Jean Cook will join Brian Zisk as a panelist on the topic of “Fair Play: Music Startups and Artists” on Tuesday at 5.
We’ll also be helping Brown Paper Tickets kick off their “Make Radio Challenge” with tacos, bloody marys, and some amazing artists and activists talking about the awesome opportunities offered by Low Power FM, starting at 11 AM on Tuesday.
And if you’d like to just meet up with FMC staff for drinks, Michael Bracy & Jean Cook will be hanging out at Ginger Man Thursday evening (with music curated by Jon Langford). Read on for the full schedule of appearances by FMC Staff, Board, and Advisory Board members!
This post authored by FMC communications intern Olivia Brown
Metadata. Sounds like a android with irony issues. But it’s actually important to musicians and composers.
So what is it? Metadata is information that lives with every file on your computer. Through a mix of words and numbers, metadata describes files so that they can be managed by both the user and the system. In the case of a music file, metadata refers to the tags associated with a particular piece of music — such as the artist, album name, year of release, etc. These tags are definitely useful for the listener in keeping track of a digital collection. For artists, it’s about tracking for downloads and plays, which can ensure timely and accurate compensation.
Unfortunately, not all systems to organize metadata are created equal. Non-rock artists, especially jazz and classical musicians, have borne the brunt of some of the most poorly organized metadata out there. This is largely because the new business models are often developed with only popular music in mind.

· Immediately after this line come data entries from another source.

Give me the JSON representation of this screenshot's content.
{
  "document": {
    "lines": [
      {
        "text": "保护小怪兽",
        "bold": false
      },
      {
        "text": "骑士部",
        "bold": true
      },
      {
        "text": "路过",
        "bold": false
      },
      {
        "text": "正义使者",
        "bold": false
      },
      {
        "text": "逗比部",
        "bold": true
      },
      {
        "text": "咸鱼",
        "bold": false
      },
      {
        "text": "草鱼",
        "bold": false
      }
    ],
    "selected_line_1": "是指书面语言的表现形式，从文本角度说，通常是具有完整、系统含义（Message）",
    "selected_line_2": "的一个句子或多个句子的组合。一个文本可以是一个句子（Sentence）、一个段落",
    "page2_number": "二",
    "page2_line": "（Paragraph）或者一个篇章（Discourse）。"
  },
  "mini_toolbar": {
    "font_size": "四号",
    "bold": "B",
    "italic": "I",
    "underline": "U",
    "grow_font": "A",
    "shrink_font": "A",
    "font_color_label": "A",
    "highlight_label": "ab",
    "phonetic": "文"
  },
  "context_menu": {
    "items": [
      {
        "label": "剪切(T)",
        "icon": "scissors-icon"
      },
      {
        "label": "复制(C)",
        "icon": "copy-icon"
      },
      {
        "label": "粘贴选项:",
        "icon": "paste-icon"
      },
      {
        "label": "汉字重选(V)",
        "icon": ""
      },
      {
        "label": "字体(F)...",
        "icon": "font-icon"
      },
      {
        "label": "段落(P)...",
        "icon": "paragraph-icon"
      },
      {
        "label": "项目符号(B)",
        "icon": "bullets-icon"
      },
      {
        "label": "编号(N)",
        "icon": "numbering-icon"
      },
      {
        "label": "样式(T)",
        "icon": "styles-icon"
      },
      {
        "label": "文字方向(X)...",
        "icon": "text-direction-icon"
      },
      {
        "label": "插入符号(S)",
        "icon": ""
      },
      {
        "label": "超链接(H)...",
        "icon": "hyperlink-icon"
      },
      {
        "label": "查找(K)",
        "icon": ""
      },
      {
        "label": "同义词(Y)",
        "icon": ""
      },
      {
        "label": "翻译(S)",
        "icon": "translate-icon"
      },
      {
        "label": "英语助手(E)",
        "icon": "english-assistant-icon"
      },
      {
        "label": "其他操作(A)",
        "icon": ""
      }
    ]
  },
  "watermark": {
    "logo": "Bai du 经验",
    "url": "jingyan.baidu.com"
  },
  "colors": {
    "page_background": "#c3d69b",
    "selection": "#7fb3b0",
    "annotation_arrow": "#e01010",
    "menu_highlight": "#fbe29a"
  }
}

Yesterday (Feb 26, 2013), the International Federation of the Phonographic Industry (IFPI) released its 2013 Digital Music Report, noting that the music industry’s global sales rose last year for the first time since 1999. read more

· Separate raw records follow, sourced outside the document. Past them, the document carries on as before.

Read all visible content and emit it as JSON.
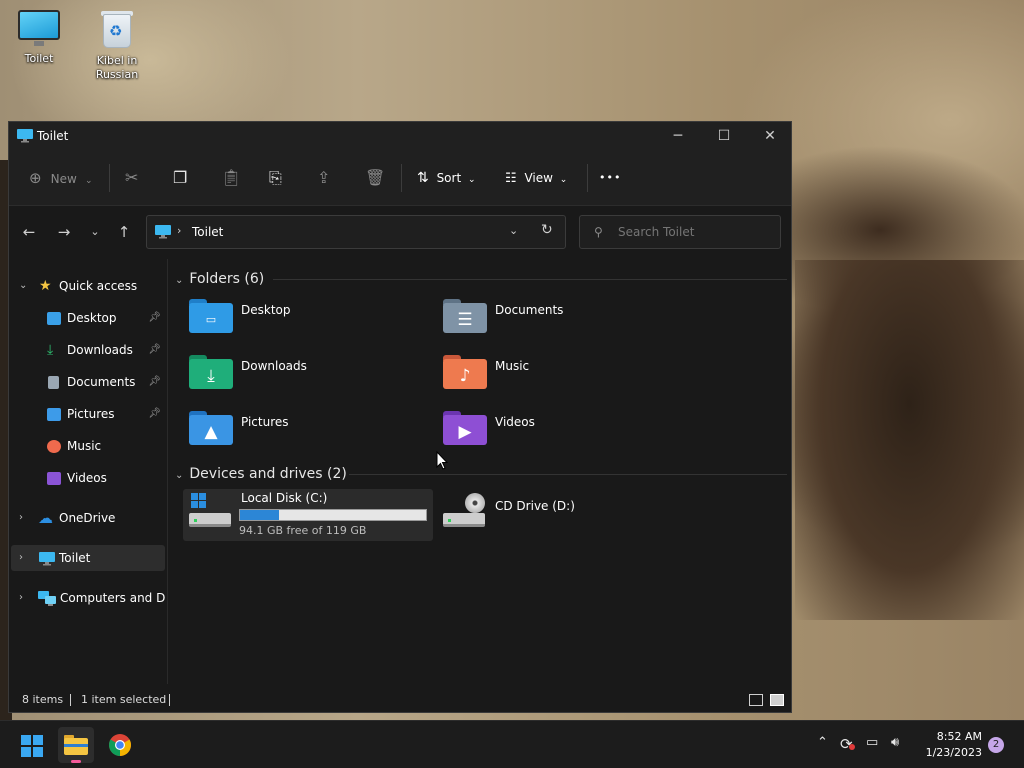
{
  "desktop": {
    "icons": [
      {
        "label": "Toilet",
        "icon": "computer-icon"
      },
      {
        "label": "Kibel in Russian",
        "icon": "recycle-bin-icon"
      }
    ]
  },
  "window": {
    "title": "Toilet",
    "controls": {
      "minimize": "─",
      "maximize": "☐",
      "close": "✕"
    }
  },
  "toolbar": {
    "new_label": "New",
    "sort_label": "Sort",
    "view_label": "View",
    "more_label": "•••"
  },
  "address": {
    "path": "Toilet",
    "search_placeholder": "Search Toilet"
  },
  "sidebar": {
    "quick_access": "Quick access",
    "items": [
      {
        "label": "Desktop",
        "pinned": true,
        "color": "#3aa0e8"
      },
      {
        "label": "Downloads",
        "pinned": true,
        "color": "#2fbf71"
      },
      {
        "label": "Documents",
        "pinned": true,
        "color": "#9aa7b3"
      },
      {
        "label": "Pictures",
        "pinned": true,
        "color": "#3d9be9"
      },
      {
        "label": "Music",
        "pinned": false,
        "color": "#ef6a4d"
      },
      {
        "label": "Videos",
        "pinned": false,
        "color": "#8b54d6"
      }
    ],
    "onedrive": "OneDrive",
    "this_pc": "Toilet",
    "network": "Computers and Devices"
  },
  "content": {
    "folders_header": "Folders (6)",
    "folders": [
      {
        "label": "Desktop",
        "color": "#2f9be6",
        "icon": "desktop-folder-icon"
      },
      {
        "label": "Documents",
        "color": "#7f93a6",
        "icon": "documents-folder-icon"
      },
      {
        "label": "Downloads",
        "color": "#1fae7a",
        "icon": "downloads-folder-icon"
      },
      {
        "label": "Music",
        "color": "#ee7a4f",
        "icon": "music-folder-icon"
      },
      {
        "label": "Pictures",
        "color": "#3a95e4",
        "icon": "pictures-folder-icon"
      },
      {
        "label": "Videos",
        "color": "#8e4fd4",
        "icon": "videos-folder-icon"
      }
    ],
    "drives_header": "Devices and drives (2)",
    "drives": [
      {
        "label": "Local Disk (C:)",
        "free_text": "94.1 GB free of 119 GB",
        "used_fraction": 0.21
      },
      {
        "label": "CD Drive (D:)"
      }
    ]
  },
  "status": {
    "items_count": "8 items",
    "selected": "1 item selected"
  },
  "taskbar": {
    "time": "8:52 AM",
    "date": "1/23/2023",
    "notifications": "2"
  }
}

[Post authored by Olivia Brown, Communications Associate]
Over the years, the major labels have their fair share of critics; FMC has certainly been among them. You’ve probably heard the stories: artists arguing with their labels over issues of creative control, withheld royalty payments, shady accounting practices, payola, anticompetive activity and other shenanigans that rankle musicians and fans alike. These problems are well documented and still occur. This has resulted in a well-perpetuated meme that circles: that labels can do no right. And unfortunately, this narrative has become so fashionable that it’s frequently advanced at the expense of factual accuracy.

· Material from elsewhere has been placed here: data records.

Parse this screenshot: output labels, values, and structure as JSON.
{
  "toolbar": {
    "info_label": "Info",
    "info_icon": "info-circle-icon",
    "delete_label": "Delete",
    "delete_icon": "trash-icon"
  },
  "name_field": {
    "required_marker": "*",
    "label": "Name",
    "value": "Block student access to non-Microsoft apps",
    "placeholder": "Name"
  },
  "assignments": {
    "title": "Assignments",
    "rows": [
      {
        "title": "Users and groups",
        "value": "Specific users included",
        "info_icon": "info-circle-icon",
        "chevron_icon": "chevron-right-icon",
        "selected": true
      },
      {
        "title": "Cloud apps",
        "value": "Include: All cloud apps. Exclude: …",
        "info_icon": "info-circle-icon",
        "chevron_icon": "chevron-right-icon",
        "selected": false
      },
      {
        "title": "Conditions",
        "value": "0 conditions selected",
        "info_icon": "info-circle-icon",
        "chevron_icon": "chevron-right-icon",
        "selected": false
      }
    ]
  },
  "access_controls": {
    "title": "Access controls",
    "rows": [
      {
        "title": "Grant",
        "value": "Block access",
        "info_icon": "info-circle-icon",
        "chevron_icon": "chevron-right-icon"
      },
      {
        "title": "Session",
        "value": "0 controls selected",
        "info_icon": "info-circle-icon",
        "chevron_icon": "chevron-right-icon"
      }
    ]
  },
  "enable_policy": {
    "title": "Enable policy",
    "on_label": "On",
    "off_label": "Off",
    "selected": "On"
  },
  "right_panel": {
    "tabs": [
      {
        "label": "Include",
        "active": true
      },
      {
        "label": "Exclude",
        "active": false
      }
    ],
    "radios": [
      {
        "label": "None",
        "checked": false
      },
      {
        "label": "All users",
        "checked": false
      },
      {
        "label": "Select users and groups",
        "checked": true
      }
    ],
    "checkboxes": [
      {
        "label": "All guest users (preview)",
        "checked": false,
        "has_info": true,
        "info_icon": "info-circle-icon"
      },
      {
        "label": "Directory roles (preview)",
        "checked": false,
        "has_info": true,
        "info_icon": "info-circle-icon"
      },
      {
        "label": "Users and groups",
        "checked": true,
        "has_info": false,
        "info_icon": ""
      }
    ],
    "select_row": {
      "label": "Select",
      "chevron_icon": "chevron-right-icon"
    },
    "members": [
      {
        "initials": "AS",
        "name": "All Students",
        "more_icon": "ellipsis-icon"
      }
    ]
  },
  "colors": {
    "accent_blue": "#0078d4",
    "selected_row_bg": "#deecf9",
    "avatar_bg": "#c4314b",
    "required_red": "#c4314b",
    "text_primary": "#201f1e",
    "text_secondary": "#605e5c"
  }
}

Take, for instance, the recent story about YouTube’s massive cuts to the view counts on both Sony Music Entertainment and Universal Music Group’s channels. The majority of the press coverage following SocialBlade’s initial report on the 2 billion view count cut jumped to the conclusion that Sony and Universal had artificially inflated their numbers… because that’s what a good-for-nothing company would do, right?
[Post authored by FMC Communications Intern Olivia Brown]
Though the freezing temperatures might have you feeling otherwise, summer will be here before you know it. Are you looking for a summer internship in Washington, DC? Do you have an interest in music, technology, policy, advocacy, or better yet, all of the above? Then FMC has some open internship positions that might be just what you’re looking for!
After two semesters as a Communications intern here, I can assure you that if you’re looking to broaden your knowledge of issues at the intersection of music, technology and policy while advocating for musicians’ interests, you can’t go wrong with an internship at FMC. Would I still be here after two semesters otherwise? Take a look at the listings below to see how you could get involved this summer or fall: